• Assignment
Please return every record exactly as written, leaving out the pictures.

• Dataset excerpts

────────────────────

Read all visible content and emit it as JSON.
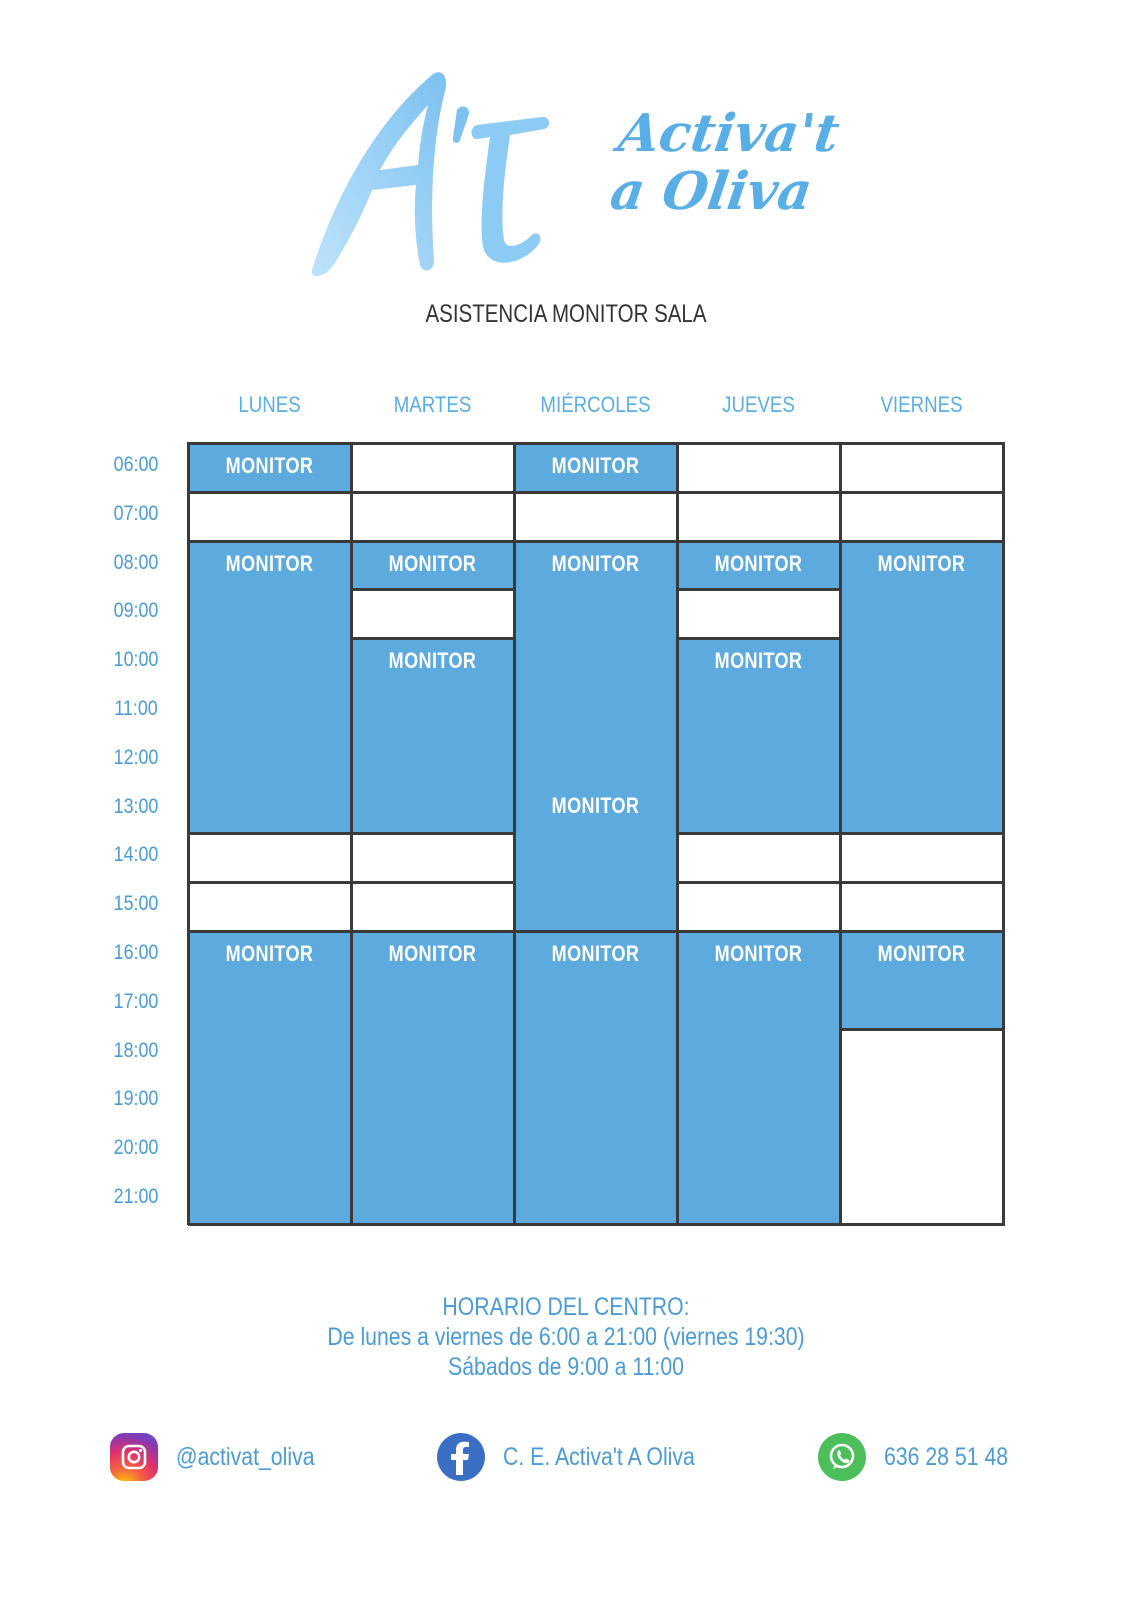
{
  "logo": {
    "mark": "A't",
    "line1": "Activa't",
    "line2": "a Oliva",
    "colors": {
      "light": "#a9d8f8",
      "mid": "#5aaee6"
    }
  },
  "title": "ASISTENCIA MONITOR SALA",
  "days": [
    "LUNES",
    "MARTES",
    "MIÉRCOLES",
    "JUEVES",
    "VIERNES"
  ],
  "times": [
    "06:00",
    "07:00",
    "08:00",
    "09:00",
    "10:00",
    "11:00",
    "12:00",
    "13:00",
    "14:00",
    "15:00",
    "16:00",
    "17:00",
    "18:00",
    "19:00",
    "20:00",
    "21:00"
  ],
  "schedule": {
    "LUNES": [
      {
        "start": "06:00",
        "end": "07:00",
        "label": "MONITOR"
      },
      {
        "start": "08:00",
        "end": "14:00",
        "label": "MONITOR"
      },
      {
        "start": "16:00",
        "end": "21:00",
        "label": "MONITOR"
      }
    ],
    "MARTES": [
      {
        "start": "08:00",
        "end": "09:00",
        "label": "MONITOR"
      },
      {
        "start": "10:00",
        "end": "14:00",
        "label": "MONITOR"
      },
      {
        "start": "16:00",
        "end": "21:00",
        "label": "MONITOR"
      }
    ],
    "MIÉRCOLES": [
      {
        "start": "06:00",
        "end": "07:00",
        "label": "MONITOR"
      },
      {
        "start": "08:00",
        "end": "16:00",
        "label": "MONITOR",
        "extra_label": "MONITOR"
      },
      {
        "start": "16:00",
        "end": "21:00",
        "label": "MONITOR"
      }
    ],
    "JUEVES": [
      {
        "start": "08:00",
        "end": "09:00",
        "label": "MONITOR"
      },
      {
        "start": "10:00",
        "end": "14:00",
        "label": "MONITOR"
      },
      {
        "start": "16:00",
        "end": "21:00",
        "label": "MONITOR"
      }
    ],
    "VIERNES": [
      {
        "start": "08:00",
        "end": "14:00",
        "label": "MONITOR"
      },
      {
        "start": "16:00",
        "end": "18:00",
        "label": "MONITOR"
      }
    ]
  },
  "colors": {
    "slot_on": "#5daadf",
    "slot_off": "#ffffff",
    "grid_line": "#3a3a3a",
    "accent_text": "#4a9bd8"
  },
  "footer": {
    "heading": "HORARIO DEL CENTRO:",
    "line1": "De lunes a viernes de 6:00 a 21:00 (viernes 19:30)",
    "line2": "Sábados de 9:00 a 11:00"
  },
  "social": {
    "instagram": "@activat_oliva",
    "facebook": "C. E. Activa't A Oliva",
    "whatsapp": "636 28 51 48"
  }
}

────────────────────

• Result below
Read all visible content and emit it as JSON.
{
  "logo": {
    "mark": "A't",
    "line1": "Activa't",
    "line2": "a Oliva",
    "colors": {
      "light": "#a9d8f8",
      "mid": "#5aaee6"
    }
  },
  "title": "ASISTENCIA MONITOR SALA",
  "days": [
    "LUNES",
    "MARTES",
    "MIÉRCOLES",
    "JUEVES",
    "VIERNES"
  ],
  "times": [
    "06:00",
    "07:00",
    "08:00",
    "09:00",
    "10:00",
    "11:00",
    "12:00",
    "13:00",
    "14:00",
    "15:00",
    "16:00",
    "17:00",
    "18:00",
    "19:00",
    "20:00",
    "21:00"
  ],
  "schedule": {
    "LUNES": [
      {
        "start": "06:00",
        "end": "07:00",
        "label": "MONITOR"
      },
      {
        "start": "08:00",
        "end": "14:00",
        "label": "MONITOR"
      },
      {
        "start": "16:00",
        "end": "21:00",
        "label": "MONITOR"
      }
    ],
    "MARTES": [
      {
        "start": "08:00",
        "end": "09:00",
        "label": "MONITOR"
      },
      {
        "start": "10:00",
        "end": "14:00",
        "label": "MONITOR"
      },
      {
        "start": "16:00",
        "end": "21:00",
        "label": "MONITOR"
      }
    ],
    "MIÉRCOLES": [
      {
        "start": "06:00",
        "end": "07:00",
        "label": "MONITOR"
      },
      {
        "start": "08:00",
        "end": "16:00",
        "label": "MONITOR",
        "extra_label": "MONITOR"
      },
      {
        "start": "16:00",
        "end": "21:00",
        "label": "MONITOR"
      }
    ],
    "JUEVES": [
      {
        "start": "08:00",
        "end": "09:00",
        "label": "MONITOR"
      },
      {
        "start": "10:00",
        "end": "14:00",
        "label": "MONITOR"
      },
      {
        "start": "16:00",
        "end": "21:00",
        "label": "MONITOR"
      }
    ],
    "VIERNES": [
      {
        "start": "08:00",
        "end": "14:00",
        "label": "MONITOR"
      },
      {
        "start": "16:00",
        "end": "18:00",
        "label": "MONITOR"
      }
    ]
  },
  "colors": {
    "slot_on": "#5daadf",
    "slot_off": "#ffffff",
    "grid_line": "#3a3a3a",
    "accent_text": "#4a9bd8"
  },
  "footer": {
    "heading": "HORARIO DEL CENTRO:",
    "line1": "De lunes a viernes de 6:00 a 21:00 (viernes 19:30)",
    "line2": "Sábados de 9:00 a 11:00"
  },
  "social": {
    "instagram": "@activat_oliva",
    "facebook": "C. E. Activa't A Oliva",
    "whatsapp": "636 28 51 48"
  }
}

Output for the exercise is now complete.